Heart recovery time was significantly different from person to person at the same junctures in the Music. According to a new study, two heart’s can respond very differently to the same piece of Music either by speeding up or slowing down.
Heart responds to Music:
The research revealed that play triggers special effects, a vital first step to developing personalized music prescriptions for common ailments or helping people stay alert or relaxed.
Professor Elaine Chew of the French National Centre for Scientific Research (CNRS) said, “Specifically, they measured the time it takes to recover after a heartbeat. The rate affects this recovery time, so by keeping that constant, we could assess it’s electrical changes based on an emotional response to the Play.”
“We are interested in the recovery time rather than heart-rate because it linked to the electrical stability and susceptibility to dangerous heart-rhythm disorders. In some people, life-threatening heart-rhythm disorders can trigger by stress. Using Music, we can study, in a low-risk way, how stress alters this recovery period.”
The new research took a different strategy, by inviting three patients with mild failure wanting a pacemaker to a live traditional piano performance that included pieces by Frédéric Chopin and concurrent composer Jonathan Berger. Because all the participants were wearing a pacemaker, their rate could be kept constant during the performance.
The researchers measured the electrical activity of the heart directly from the pacemaker leads before and after 24 different parts of the score where there were stark changes in tempo, volume, or rhythm.
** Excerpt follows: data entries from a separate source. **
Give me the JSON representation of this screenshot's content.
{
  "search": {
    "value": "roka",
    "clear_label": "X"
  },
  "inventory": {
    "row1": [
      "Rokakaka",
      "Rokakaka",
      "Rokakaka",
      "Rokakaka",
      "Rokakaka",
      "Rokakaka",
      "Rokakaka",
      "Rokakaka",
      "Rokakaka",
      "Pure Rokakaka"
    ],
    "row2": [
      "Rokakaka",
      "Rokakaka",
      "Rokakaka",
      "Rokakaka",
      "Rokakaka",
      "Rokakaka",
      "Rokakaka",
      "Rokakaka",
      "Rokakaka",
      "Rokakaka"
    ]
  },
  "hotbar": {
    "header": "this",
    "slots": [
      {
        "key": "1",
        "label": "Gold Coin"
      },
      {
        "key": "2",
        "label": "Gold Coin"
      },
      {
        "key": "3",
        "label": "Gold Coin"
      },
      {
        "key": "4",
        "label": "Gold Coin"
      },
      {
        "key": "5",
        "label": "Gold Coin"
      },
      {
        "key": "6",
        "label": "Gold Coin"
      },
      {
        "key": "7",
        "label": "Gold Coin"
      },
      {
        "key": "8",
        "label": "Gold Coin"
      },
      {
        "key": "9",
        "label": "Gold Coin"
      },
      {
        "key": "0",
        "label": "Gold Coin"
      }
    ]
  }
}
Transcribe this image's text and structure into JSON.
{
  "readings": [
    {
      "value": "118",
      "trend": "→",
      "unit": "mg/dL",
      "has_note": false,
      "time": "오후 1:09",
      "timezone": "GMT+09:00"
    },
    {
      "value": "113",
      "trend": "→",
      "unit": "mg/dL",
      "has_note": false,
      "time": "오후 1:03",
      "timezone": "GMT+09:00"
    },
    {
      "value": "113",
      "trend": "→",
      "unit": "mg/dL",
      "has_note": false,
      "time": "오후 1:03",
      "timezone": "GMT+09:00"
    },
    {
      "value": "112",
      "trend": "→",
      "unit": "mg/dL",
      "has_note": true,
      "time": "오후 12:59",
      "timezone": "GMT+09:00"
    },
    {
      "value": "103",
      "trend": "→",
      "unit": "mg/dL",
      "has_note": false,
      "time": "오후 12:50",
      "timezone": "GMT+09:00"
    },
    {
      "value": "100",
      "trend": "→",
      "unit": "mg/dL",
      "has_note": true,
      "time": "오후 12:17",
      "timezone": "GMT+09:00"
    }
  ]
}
The recovery time, as argued to rate, is connected to its electrical stability and sensitivity to threatening heart rhythm troubles.